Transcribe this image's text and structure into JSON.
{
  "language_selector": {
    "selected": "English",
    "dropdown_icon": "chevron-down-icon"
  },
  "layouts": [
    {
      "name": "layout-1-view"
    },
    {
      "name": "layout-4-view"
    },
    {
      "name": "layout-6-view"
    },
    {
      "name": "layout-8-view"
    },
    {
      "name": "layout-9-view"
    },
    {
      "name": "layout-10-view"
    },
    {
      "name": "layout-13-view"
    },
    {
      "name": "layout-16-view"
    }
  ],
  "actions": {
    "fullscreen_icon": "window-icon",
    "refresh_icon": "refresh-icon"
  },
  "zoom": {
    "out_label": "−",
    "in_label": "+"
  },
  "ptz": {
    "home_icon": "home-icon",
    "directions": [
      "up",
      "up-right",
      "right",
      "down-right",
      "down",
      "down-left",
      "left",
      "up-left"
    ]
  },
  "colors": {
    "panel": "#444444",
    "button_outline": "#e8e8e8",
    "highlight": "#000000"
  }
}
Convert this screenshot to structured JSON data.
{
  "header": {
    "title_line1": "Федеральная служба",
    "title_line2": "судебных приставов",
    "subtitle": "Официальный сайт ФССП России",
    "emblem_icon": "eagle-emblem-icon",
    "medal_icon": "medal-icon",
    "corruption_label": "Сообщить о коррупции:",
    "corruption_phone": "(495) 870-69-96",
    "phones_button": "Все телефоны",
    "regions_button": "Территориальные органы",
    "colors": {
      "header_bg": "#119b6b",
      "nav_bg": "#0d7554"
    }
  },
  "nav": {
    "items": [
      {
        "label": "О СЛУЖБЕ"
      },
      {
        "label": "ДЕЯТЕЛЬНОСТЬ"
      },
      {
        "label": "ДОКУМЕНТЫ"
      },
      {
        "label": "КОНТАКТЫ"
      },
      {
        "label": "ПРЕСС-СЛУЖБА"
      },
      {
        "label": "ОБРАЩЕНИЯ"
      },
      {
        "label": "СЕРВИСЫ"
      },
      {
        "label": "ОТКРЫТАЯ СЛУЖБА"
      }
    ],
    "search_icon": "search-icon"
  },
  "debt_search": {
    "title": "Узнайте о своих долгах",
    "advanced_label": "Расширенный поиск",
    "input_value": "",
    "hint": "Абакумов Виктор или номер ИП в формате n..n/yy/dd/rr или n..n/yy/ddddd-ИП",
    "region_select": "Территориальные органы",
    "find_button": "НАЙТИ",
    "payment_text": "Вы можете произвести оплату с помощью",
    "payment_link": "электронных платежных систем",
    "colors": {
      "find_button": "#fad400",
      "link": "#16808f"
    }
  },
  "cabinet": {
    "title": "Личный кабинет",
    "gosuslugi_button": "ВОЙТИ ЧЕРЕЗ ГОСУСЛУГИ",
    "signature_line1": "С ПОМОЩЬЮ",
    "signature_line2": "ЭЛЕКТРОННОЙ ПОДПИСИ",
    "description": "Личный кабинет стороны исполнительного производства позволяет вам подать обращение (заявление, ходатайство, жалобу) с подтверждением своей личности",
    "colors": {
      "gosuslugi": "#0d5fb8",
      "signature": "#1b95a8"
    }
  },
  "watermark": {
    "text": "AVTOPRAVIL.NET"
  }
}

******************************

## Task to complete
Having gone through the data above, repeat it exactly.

## Solution to the problem
Transcribe this image's text and structure into JSON.
{
  "language_selector": {
    "selected": "English",
    "dropdown_icon": "chevron-down-icon"
  },
  "layouts": [
    {
      "name": "layout-1-view"
    },
    {
      "name": "layout-4-view"
    },
    {
      "name": "layout-6-view"
    },
    {
      "name": "layout-8-view"
    },
    {
      "name": "layout-9-view"
    },
    {
      "name": "layout-10-view"
    },
    {
      "name": "layout-13-view"
    },
    {
      "name": "layout-16-view"
    }
  ],
  "actions": {
    "fullscreen_icon": "window-icon",
    "refresh_icon": "refresh-icon"
  },
  "zoom": {
    "out_label": "−",
    "in_label": "+"
  },
  "ptz": {
    "home_icon": "home-icon",
    "directions": [
      "up",
      "up-right",
      "right",
      "down-right",
      "down",
      "down-left",
      "left",
      "up-left"
    ]
  },
  "colors": {
    "panel": "#444444",
    "button_outline": "#e8e8e8",
    "highlight": "#000000"
  }
}
Convert this screenshot to structured JSON data.
{
  "header": {
    "title_line1": "Федеральная служба",
    "title_line2": "судебных приставов",
    "subtitle": "Официальный сайт ФССП России",
    "emblem_icon": "eagle-emblem-icon",
    "medal_icon": "medal-icon",
    "corruption_label": "Сообщить о коррупции:",
    "corruption_phone": "(495) 870-69-96",
    "phones_button": "Все телефоны",
    "regions_button": "Территориальные органы",
    "colors": {
      "header_bg": "#119b6b",
      "nav_bg": "#0d7554"
    }
  },
  "nav": {
    "items": [
      {
        "label": "О СЛУЖБЕ"
      },
      {
        "label": "ДЕЯТЕЛЬНОСТЬ"
      },
      {
        "label": "ДОКУМЕНТЫ"
      },
      {
        "label": "КОНТАКТЫ"
      },
      {
        "label": "ПРЕСС-СЛУЖБА"
      },
      {
        "label": "ОБРАЩЕНИЯ"
      },
      {
        "label": "СЕРВИСЫ"
      },
      {
        "label": "ОТКРЫТАЯ СЛУЖБА"
      }
    ],
    "search_icon": "search-icon"
  },
  "debt_search": {
    "title": "Узнайте о своих долгах",
    "advanced_label": "Расширенный поиск",
    "input_value": "",
    "hint": "Абакумов Виктор или номер ИП в формате n..n/yy/dd/rr или n..n/yy/ddddd-ИП",
    "region_select": "Территориальные органы",
    "find_button": "НАЙТИ",
    "payment_text": "Вы можете произвести оплату с помощью",
    "payment_link": "электронных платежных систем",
    "colors": {
      "find_button": "#fad400",
      "link": "#16808f"
    }
  },
  "cabinet": {
    "title": "Личный кабинет",
    "gosuslugi_button": "ВОЙТИ ЧЕРЕЗ ГОСУСЛУГИ",
    "signature_line1": "С ПОМОЩЬЮ",
    "signature_line2": "ЭЛЕКТРОННОЙ ПОДПИСИ",
    "description": "Личный кабинет стороны исполнительного производства позволяет вам подать обращение (заявление, ходатайство, жалобу) с подтверждением своей личности",
    "colors": {
      "gosuslugi": "#0d5fb8",
      "signature": "#1b95a8"
    }
  },
  "watermark": {
    "text": "AVTOPRAVIL.NET"
  }
}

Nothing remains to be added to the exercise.